DOHA (Reuters) - England fans at their first match mostly gave the Qatar World Cup a thumbs-up on Monday despite the ban on alcohol in the stadiums and continuing criticism from advocacy groups over human rights issues.

As supporters flocked in their tens of thousands to three matches across the country on the second day of the tournament, England were among the better supported nations.

"Well, we have only arrived today and so far so good, no issues," England fan Darren Barrett told Reuters.

"Getting to the ground is easy enough. Every different fan from around the world is here. It is great to catch up with everybody and the sun is shining."

Issues with the automated ticketing machines caused a delay for some fans getting into the Khalifa International Stadium, where the sale of alcoholic beer was banned after a late U-turn by organisers.

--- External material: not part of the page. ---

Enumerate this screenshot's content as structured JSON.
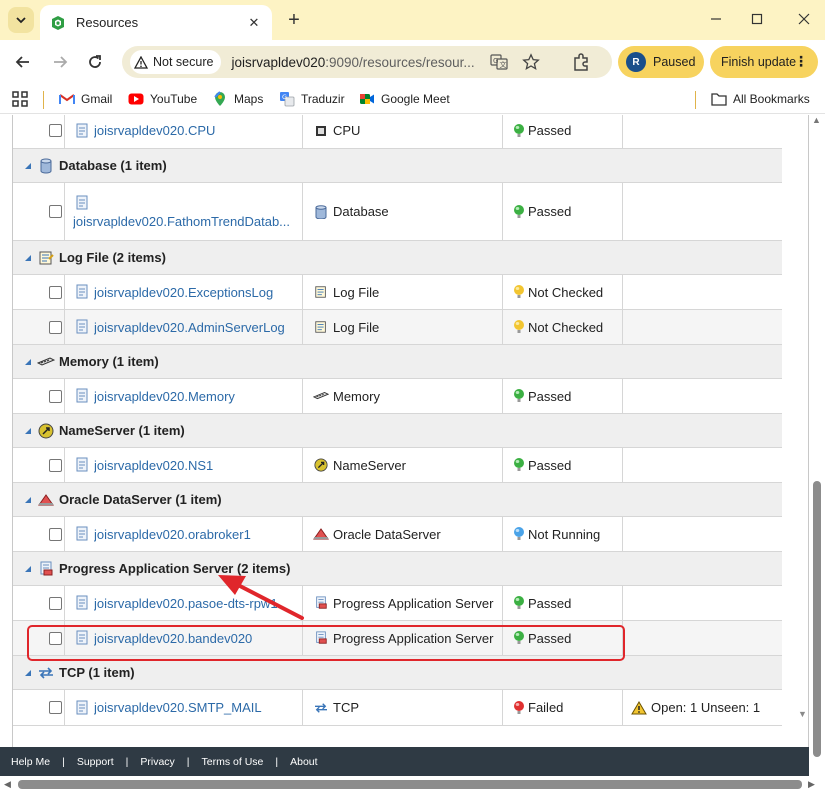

Gerard Milano from Nottingham, who has been travelling to World Cups for more than four decades, said it was not an issue for him.

"I have been to 11 tournaments and I have never had a drink inside the ground," he said. "You can't have a drink inside the ground in England, it is illegal."

Some fans who had been in town a bit longer were less than impressed by the smallest nation ever to stage a World Cup, however.

"It has been boring," said Ben Shaw. "It is just rubbish. Nothing to do apart from watching these games. Yesterday I was so bored. I was bored. It's rubbish."

England fan Samuel Mott, who lives in Qatar, said he thought the criticism of the awarding of the tournament to the gas-rich nation were a little unfair.

"They want to grow as a country, they want to develop then had the opportunity to host a World Cup they took it," he said.

"They are not perfect but what do you expect from a country? They want to be ambitious. Are you saying a country like Qatar can't be ambitious?"

While England fans were enjoying the 6-2 rout of Iran, some Wales supporters were in the Claw Bar near Doha's main souk fuelling up for their country's first World Cup match since 1958.

The beer and spirits were flowing seven hours before the kickoff of the second Group B match against the United States.

"It's never too early," said Wales fan Stephen, who declined to give his full name.

(Reporting by Iain Axon, Will Russell and Julien Pretot, writing by Nick Mulvenney, editing by Angus MacSwan)